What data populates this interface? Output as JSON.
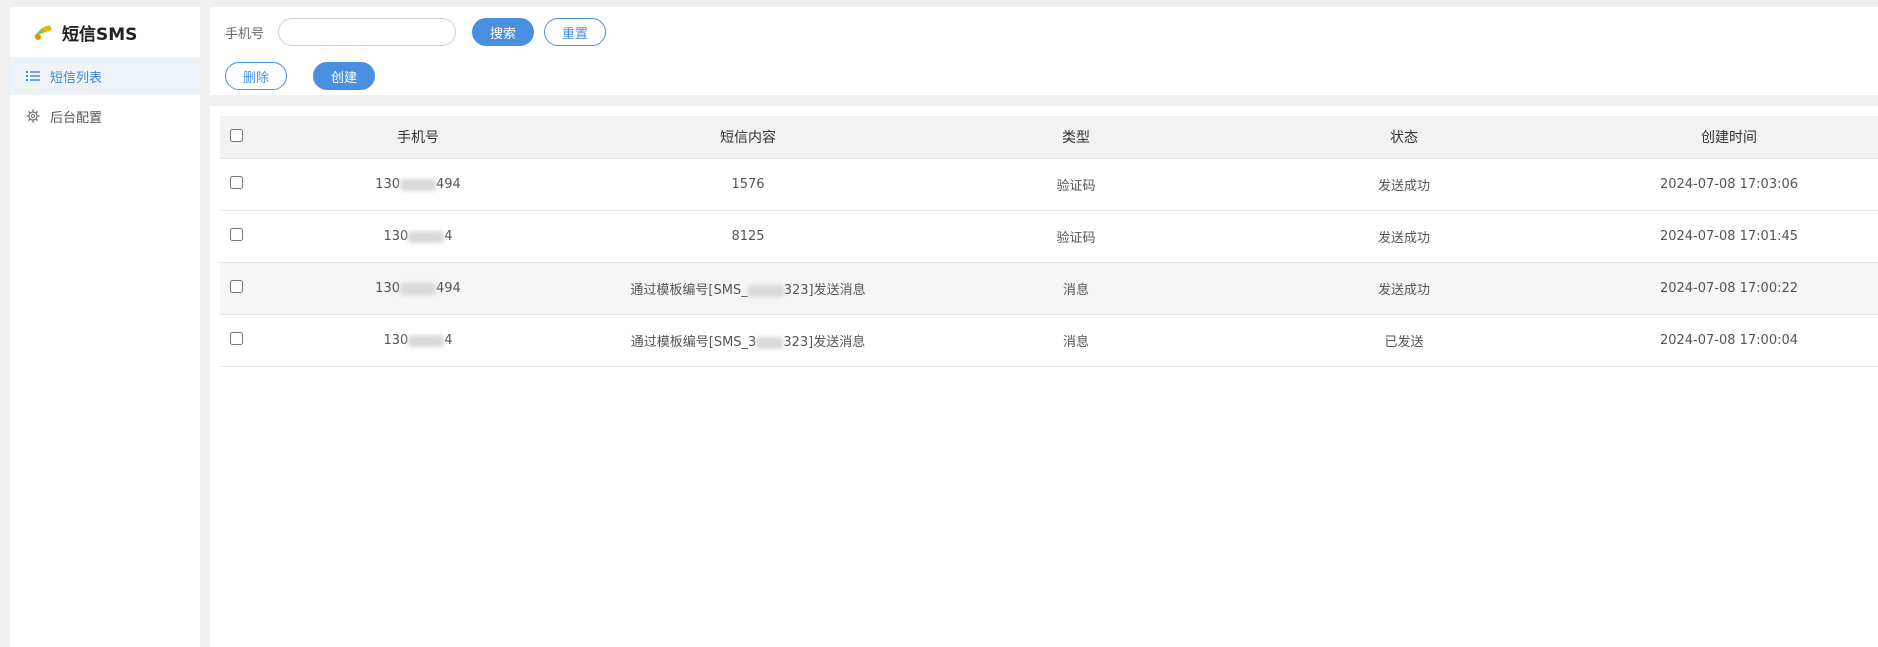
{
  "brand": {
    "title": "短信SMS",
    "icon": "bird-logo-icon"
  },
  "sidebar": {
    "items": [
      {
        "label": "短信列表",
        "icon": "list-icon",
        "active": true
      },
      {
        "label": "后台配置",
        "icon": "gear-icon",
        "active": false
      }
    ]
  },
  "search": {
    "label": "手机号",
    "value": "",
    "placeholder": "",
    "search_button": "搜索",
    "reset_button": "重置"
  },
  "actions": {
    "delete_button": "删除",
    "create_button": "创建"
  },
  "table": {
    "headers": [
      "手机号",
      "短信内容",
      "类型",
      "状态",
      "创建时间"
    ],
    "rows": [
      {
        "phone": "130████494",
        "content": "1576",
        "type": "验证码",
        "status": "发送成功",
        "created": "2024-07-08 17:03:06"
      },
      {
        "phone": "130████4",
        "content": "8125",
        "type": "验证码",
        "status": "发送成功",
        "created": "2024-07-08 17:01:45"
      },
      {
        "phone": "130████494",
        "content": "通过模板编号[SMS_████323]发送消息",
        "type": "消息",
        "status": "发送成功",
        "created": "2024-07-08 17:00:22"
      },
      {
        "phone": "130████4",
        "content": "通过模板编号[SMS_3███323]发送消息",
        "type": "消息",
        "status": "已发送",
        "created": "2024-07-08 17:00:04"
      }
    ]
  },
  "colors": {
    "accent": "#4a90e2",
    "active_nav_bg": "#eef3f8",
    "active_nav_text": "#3f86d8",
    "page_bg": "#f0f0f0",
    "header_bg": "#f2f2f2",
    "highlight_row_bg": "#f6f6f6"
  }
}
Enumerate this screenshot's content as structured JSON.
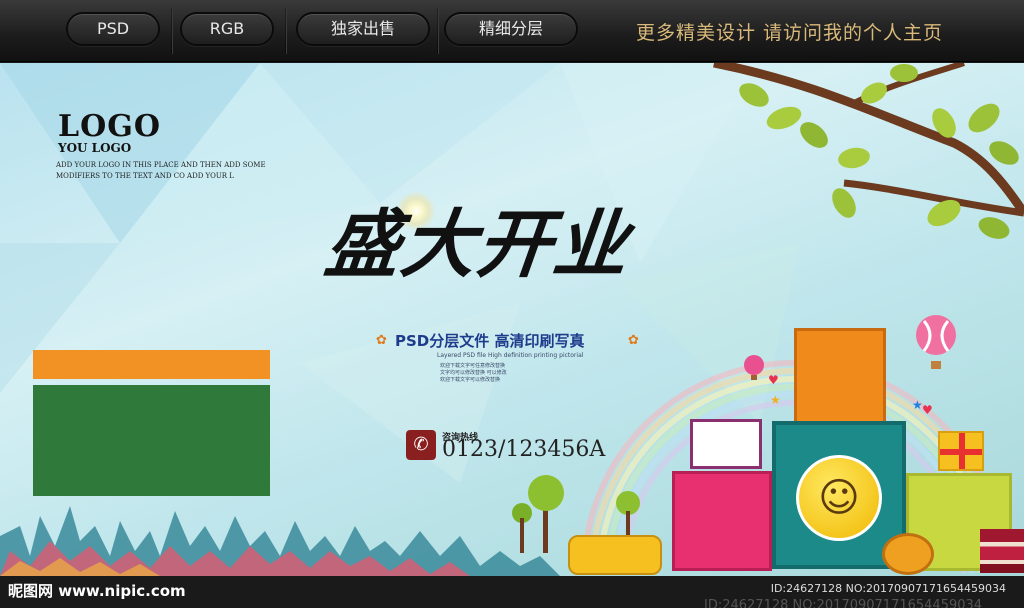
{
  "topbar": {
    "pills": [
      {
        "label": "PSD"
      },
      {
        "label": "RGB"
      },
      {
        "label": "独家出售"
      },
      {
        "label": "精细分层"
      }
    ],
    "tagline": "更多精美设计  请访问我的个人主页"
  },
  "banner": {
    "logo": {
      "title": "LOGO",
      "subtitle": "YOU LOGO",
      "desc": "ADD YOUR LOGO IN THIS PLACE AND THEN ADD SOME MODIFIERS TO THE TEXT AND CO ADD YOUR L"
    },
    "headline": "盛大开业",
    "subtitle": "PSD分层文件 高清印刷写真",
    "subtitle_en": "Layered PSD file High definition printing pictorial",
    "small_lines": [
      "欢迎下载文字可任意修改替换",
      "文字均可以修改替换 可以修改",
      "欢迎下载文字可以修改替换"
    ],
    "hotline_label": "咨询热线",
    "phone": "0123/123456A"
  },
  "watermark": {
    "site": "昵图网 www.nipic.com",
    "id": "ID:24627128 NO:20170907171654459034",
    "ghost": "ID:24627128 NO:20170907171654459034"
  },
  "colors": {
    "orange": "#f29124",
    "green": "#2f7a3a",
    "navy": "#1e3c8c",
    "tagline_gold": "#d9b97a"
  }
}
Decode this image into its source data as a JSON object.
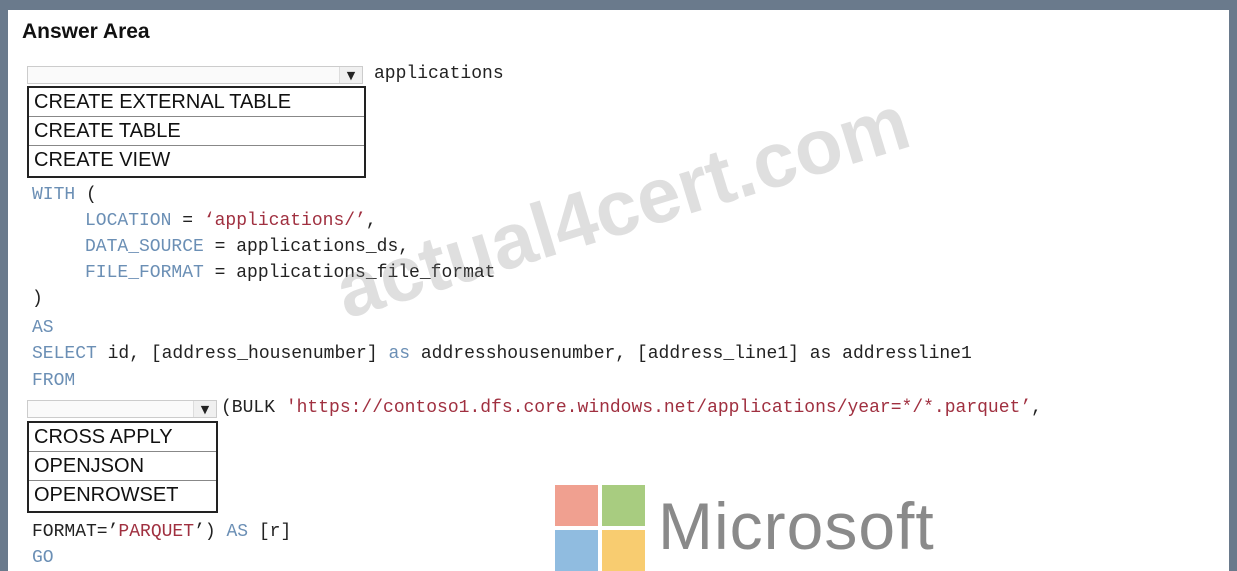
{
  "title": "Answer Area",
  "dropdown1": {
    "suffix": "applications",
    "options": [
      "CREATE EXTERNAL TABLE",
      "CREATE TABLE",
      "CREATE VIEW"
    ]
  },
  "code": {
    "with_kw": "WITH",
    "with_paren": " (",
    "location_key": "LOCATION",
    "location_eq": " = ",
    "location_val": "‘applications/’",
    "location_comma": ",",
    "datasource_key": "DATA_SOURCE",
    "datasource_rest": " = applications_ds,",
    "fileformat_key": "FILE_FORMAT",
    "fileformat_rest": " = applications_file_format",
    "close_paren": ")",
    "as_kw": "AS",
    "select_kw": "SELECT",
    "select_part1": " id, [address_housenumber] ",
    "as_lower": "as",
    "select_part2": " addresshousenumber, [address_line1] as addressline1",
    "from_kw": "FROM",
    "bulk_prefix": "(BULK ",
    "bulk_url": "'https://contoso1.dfs.core.windows.net/applications/year=*/*.parquet’",
    "bulk_comma": ",",
    "format_prefix": "FORMAT=’",
    "format_val": "PARQUET",
    "format_suffix_close": "’) ",
    "format_as": "AS",
    "format_alias": " [r]",
    "go_kw": "GO"
  },
  "dropdown2": {
    "options": [
      "CROSS APPLY",
      "OPENJSON",
      "OPENROWSET"
    ]
  },
  "watermark": "actual4cert.com",
  "logo": {
    "text": "Microsoft",
    "colors": [
      "#f0a090",
      "#a8cc80",
      "#90bce0",
      "#f8cc70"
    ]
  }
}
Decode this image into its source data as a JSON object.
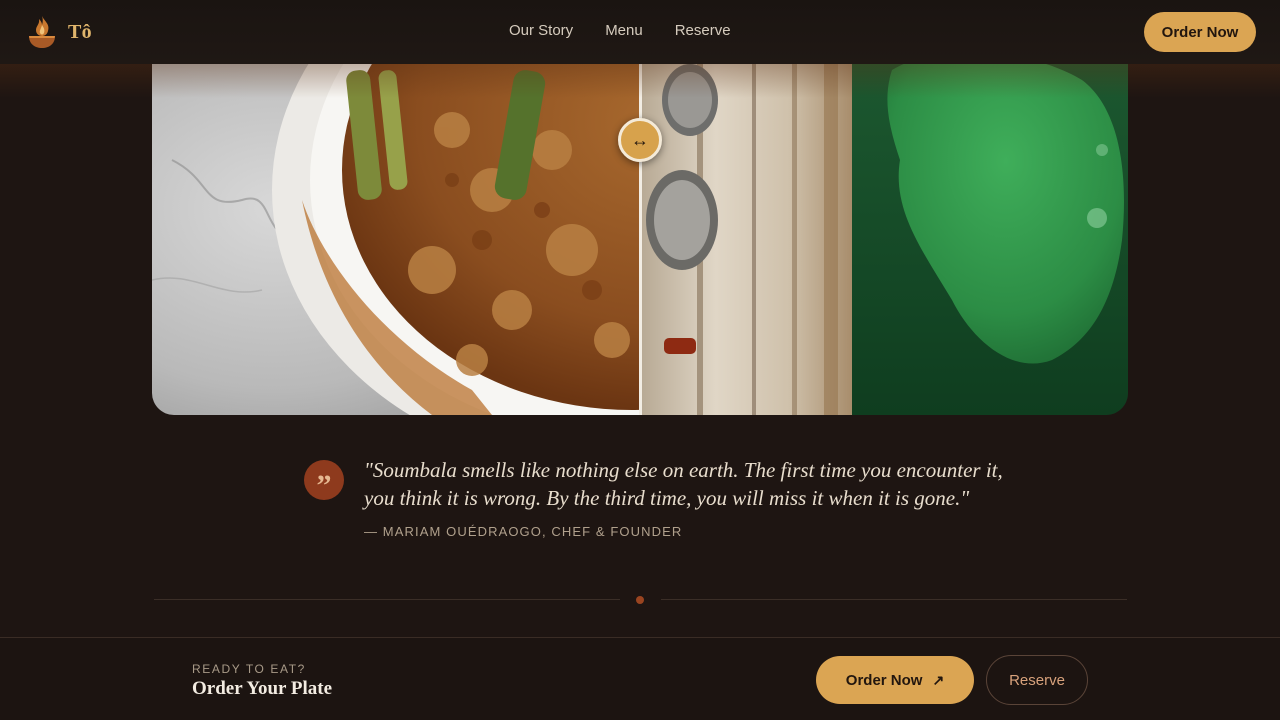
{
  "header": {
    "brand_name": "Tô",
    "nav": [
      "Our Story",
      "Menu",
      "Reserve"
    ],
    "order_button": "Order Now"
  },
  "comparison": {
    "handle_symbol": "↔",
    "split_position_percent": 50
  },
  "quote": {
    "mark": "”",
    "text": "\"Soumbala smells like nothing else on earth. The first time you encounter it, you think it is wrong. By the third time, you will miss it when it is gone.\"",
    "author": "— MARIAM OUÉDRAOGO, CHEF & FOUNDER"
  },
  "cta": {
    "eyebrow": "READY TO EAT?",
    "title": "Order Your Plate",
    "order_label": "Order Now",
    "order_arrow": "↗",
    "reserve_label": "Reserve"
  },
  "colors": {
    "background": "#1e1512",
    "accent_gold": "#dba553",
    "accent_rust": "#8e3a1d"
  }
}
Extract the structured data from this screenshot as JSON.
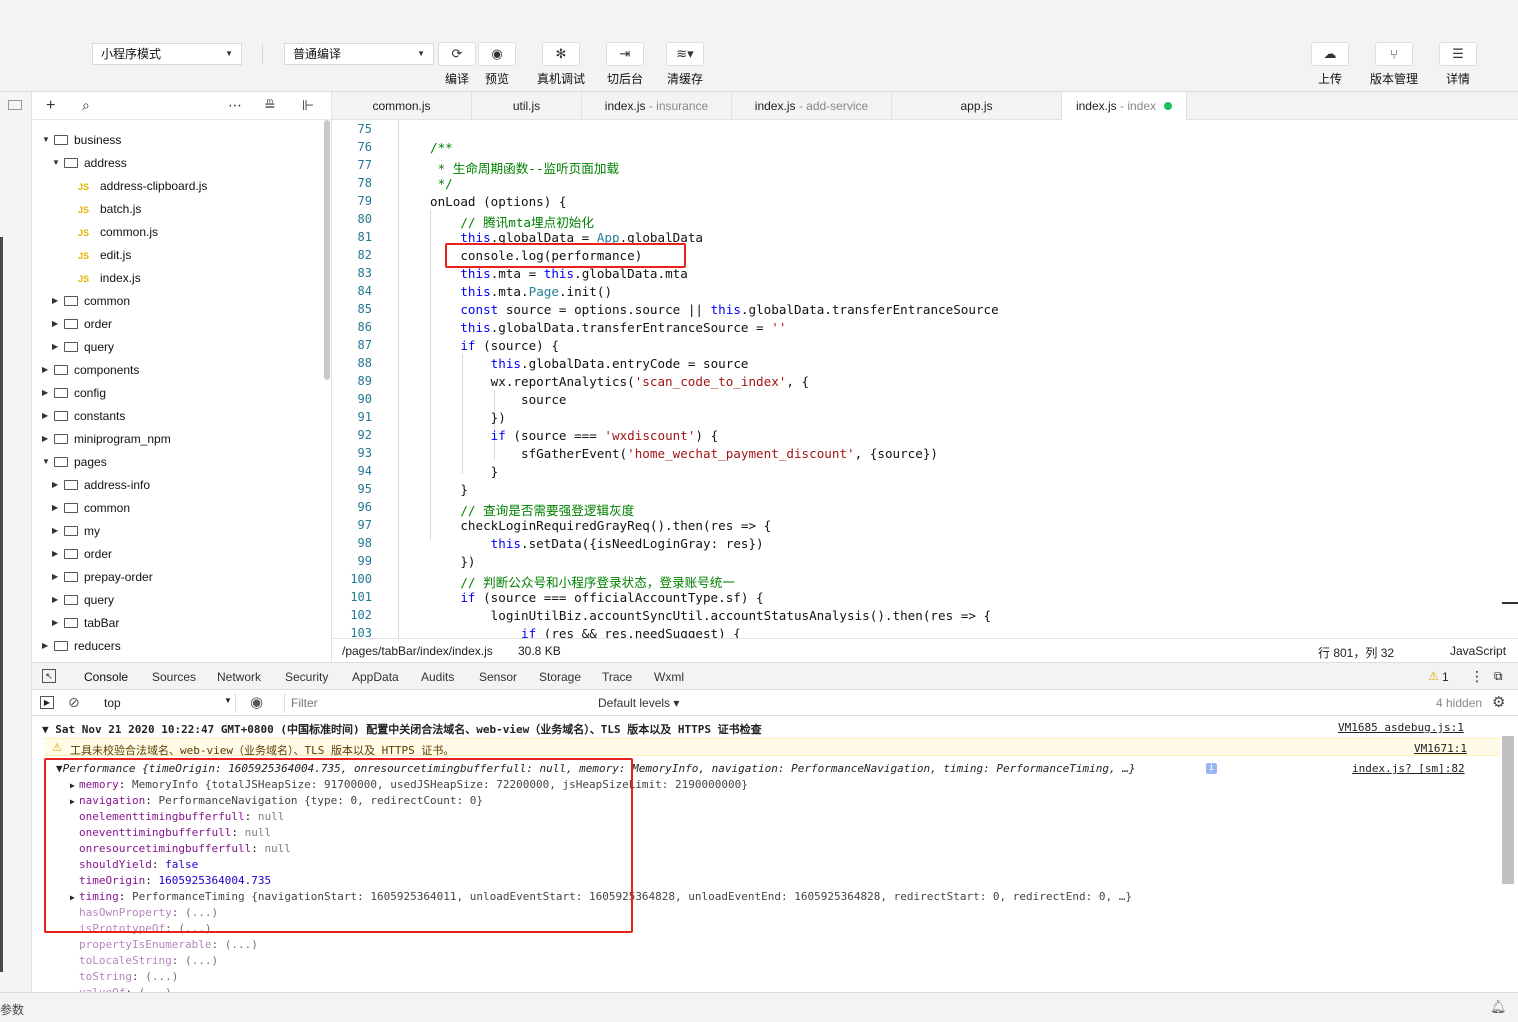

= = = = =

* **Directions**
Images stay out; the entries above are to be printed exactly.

* **Task solution**
What data populates this interface? Output as JSON.
{
  "brand": {
    "title": "短信SMS",
    "icon": "bird-logo-icon"
  },
  "sidebar": {
    "items": [
      {
        "label": "短信列表",
        "icon": "list-icon",
        "active": true
      },
      {
        "label": "后台配置",
        "icon": "gear-icon",
        "active": false
      }
    ]
  },
  "search": {
    "label": "手机号",
    "value": "",
    "placeholder": "",
    "search_button": "搜索",
    "reset_button": "重置"
  },
  "actions": {
    "delete_button": "删除",
    "create_button": "创建"
  },
  "table": {
    "headers": [
      "手机号",
      "短信内容",
      "类型",
      "状态",
      "创建时间"
    ],
    "rows": [
      {
        "phone": "130████494",
        "content": "1576",
        "type": "验证码",
        "status": "发送成功",
        "created": "2024-07-08 17:03:06"
      },
      {
        "phone": "130████4",
        "content": "8125",
        "type": "验证码",
        "status": "发送成功",
        "created": "2024-07-08 17:01:45"
      },
      {
        "phone": "130████494",
        "content": "通过模板编号[SMS_████323]发送消息",
        "type": "消息",
        "status": "发送成功",
        "created": "2024-07-08 17:00:22"
      },
      {
        "phone": "130████4",
        "content": "通过模板编号[SMS_3███323]发送消息",
        "type": "消息",
        "status": "已发送",
        "created": "2024-07-08 17:00:04"
      }
    ]
  },
  "colors": {
    "accent": "#4a90e2",
    "active_nav_bg": "#eef3f8",
    "active_nav_text": "#3f86d8",
    "page_bg": "#f0f0f0",
    "header_bg": "#f2f2f2",
    "highlight_row_bg": "#f6f6f6"
  }
}
Enumerate this screenshot's content as structured JSON.
{
  "topbar": {
    "pills": [
      {
        "label": "PSD"
      },
      {
        "label": "RGB"
      },
      {
        "label": "独家出售"
      },
      {
        "label": "精细分层"
      }
    ],
    "tagline": "更多精美设计  请访问我的个人主页"
  },
  "banner": {
    "logo": {
      "title": "LOGO",
      "subtitle": "YOU LOGO",
      "desc": "ADD YOUR LOGO IN THIS PLACE AND THEN ADD SOME MODIFIERS TO THE TEXT AND CO ADD YOUR L"
    },
    "headline": "盛大开业",
    "subtitle": "PSD分层文件 高清印刷写真",
    "subtitle_en": "Layered PSD file High definition printing pictorial",
    "small_lines": [
      "欢迎下载文字可任意修改替换",
      "文字均可以修改替换 可以修改",
      "欢迎下载文字可以修改替换"
    ],
    "hotline_label": "咨询热线",
    "phone": "0123/123456A"
  },
  "watermark": {
    "site": "昵图网 www.nipic.com",
    "id": "ID:24627128 NO:20170907171654459034",
    "ghost": "ID:24627128 NO:20170907171654459034"
  },
  "colors": {
    "orange": "#f29124",
    "green": "#2f7a3a",
    "navy": "#1e3c8c",
    "tagline_gold": "#d9b97a"
  }
}
Decode this image into its source data as a JSON object.
{
  "title": "Answer Area",
  "dropdown1": {
    "suffix": "applications",
    "options": [
      "CREATE EXTERNAL TABLE",
      "CREATE TABLE",
      "CREATE VIEW"
    ]
  },
  "code": {
    "with_kw": "WITH",
    "with_paren": " (",
    "location_key": "LOCATION",
    "location_eq": " = ",
    "location_val": "‘applications/’",
    "location_comma": ",",
    "datasource_key": "DATA_SOURCE",
    "datasource_rest": " = applications_ds,",
    "fileformat_key": "FILE_FORMAT",
    "fileformat_rest": " = applications_file_format",
    "close_paren": ")",
    "as_kw": "AS",
    "select_kw": "SELECT",
    "select_part1": " id, [address_housenumber] ",
    "as_lower": "as",
    "select_part2": " addresshousenumber, [address_line1] as addressline1",
    "from_kw": "FROM",
    "bulk_prefix": "(BULK ",
    "bulk_url": "'https://contoso1.dfs.core.windows.net/applications/year=*/*.parquet’",
    "bulk_comma": ",",
    "format_prefix": "FORMAT=’",
    "format_val": "PARQUET",
    "format_suffix_close": "’) ",
    "format_as": "AS",
    "format_alias": " [r]",
    "go_kw": "GO"
  },
  "dropdown2": {
    "options": [
      "CROSS APPLY",
      "OPENJSON",
      "OPENROWSET"
    ]
  },
  "watermark": "actual4cert.com",
  "logo": {
    "text": "Microsoft",
    "colors": [
      "#f0a090",
      "#a8cc80",
      "#90bce0",
      "#f8cc70"
    ]
  }
}
Decode this image into its source data as a JSON object.
{
  "header": {
    "brand_name": "Tô",
    "nav": [
      "Our Story",
      "Menu",
      "Reserve"
    ],
    "order_button": "Order Now"
  },
  "comparison": {
    "handle_symbol": "↔",
    "split_position_percent": 50
  },
  "quote": {
    "mark": "”",
    "text": "\"Soumbala smells like nothing else on earth. The first time you encounter it, you think it is wrong. By the third time, you will miss it when it is gone.\"",
    "author": "— MARIAM OUÉDRAOGO, CHEF & FOUNDER"
  },
  "cta": {
    "eyebrow": "READY TO EAT?",
    "title": "Order Your Plate",
    "order_label": "Order Now",
    "order_arrow": "↗",
    "reserve_label": "Reserve"
  },
  "colors": {
    "background": "#1e1512",
    "accent_gold": "#dba553",
    "accent_rust": "#8e3a1d"
  }
}
Extract the structured data from this screenshot as JSON.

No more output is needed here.